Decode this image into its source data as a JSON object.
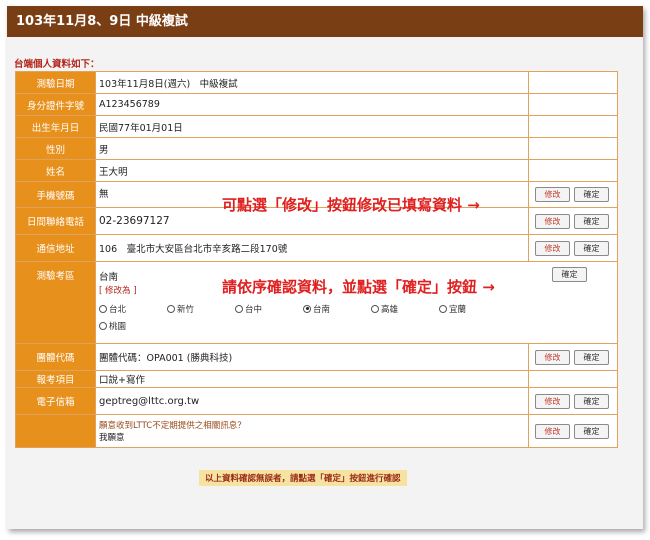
{
  "header": {
    "title": "103年11月8、9日 中級複試"
  },
  "intro": "台端個人資料如下：",
  "buttons": {
    "edit": "修改",
    "confirm": "確定"
  },
  "rows": {
    "exam_date": {
      "label": "測驗日期",
      "value": "103年11月8日(週六)　中級複試"
    },
    "id": {
      "label": "身分證件字號",
      "value": "A123456789"
    },
    "birth": {
      "label": "出生年月日",
      "value": "民國77年01月01日"
    },
    "gender": {
      "label": "性別",
      "value": "男"
    },
    "name": {
      "label": "姓名",
      "value": "王大明"
    },
    "mobile": {
      "label": "手機號碼",
      "value": "無"
    },
    "day_phone": {
      "label": "日間聯絡電話",
      "value": "02-23697127"
    },
    "address": {
      "label": "通信地址",
      "value": "106　臺北市大安區台北市辛亥路二段170號"
    },
    "region": {
      "label": "測驗考區",
      "value": "台南",
      "change_label": "[ 修改為 ]",
      "options": [
        "台北",
        "新竹",
        "台中",
        "台南",
        "高雄",
        "宜蘭",
        "桃園"
      ],
      "selected": "台南"
    },
    "group_code": {
      "label": "團體代碼",
      "value": "團體代碼：OPA001 (勝典科技)"
    },
    "exam_item": {
      "label": "報考項目",
      "value": "口說+寫作"
    },
    "email": {
      "label": "電子信箱",
      "value": "geptreg@lttc.org.tw"
    },
    "newsletter": {
      "question": "願意收到LTTC不定期提供之相關訊息？",
      "answer": "我願意"
    }
  },
  "callouts": {
    "edit_hint": "可點選「修改」按鈕修改已填寫資料 →",
    "confirm_hint": "請依序確認資料，並點選「確定」按鈕 →"
  },
  "footer_note": "以上資料確認無誤者，請點選「確定」按鈕進行確認"
}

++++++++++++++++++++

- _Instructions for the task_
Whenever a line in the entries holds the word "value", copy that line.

- _Result_
      "value": "103年11月8日(週六)　中級複試"
      "value": "A123456789"
      "value": "民國77年01月01日"
      "value": "男"
      "value": "王大明"
      "value": "無"
      "value": "02-23697127"
      "value": "106　臺北市大安區台北市辛亥路二段170號"
      "value": "台南",
      "value": "團體代碼：OPA001 (勝典科技)"
      "value": "口說+寫作"
      "value": "geptreg@lttc.org.tw"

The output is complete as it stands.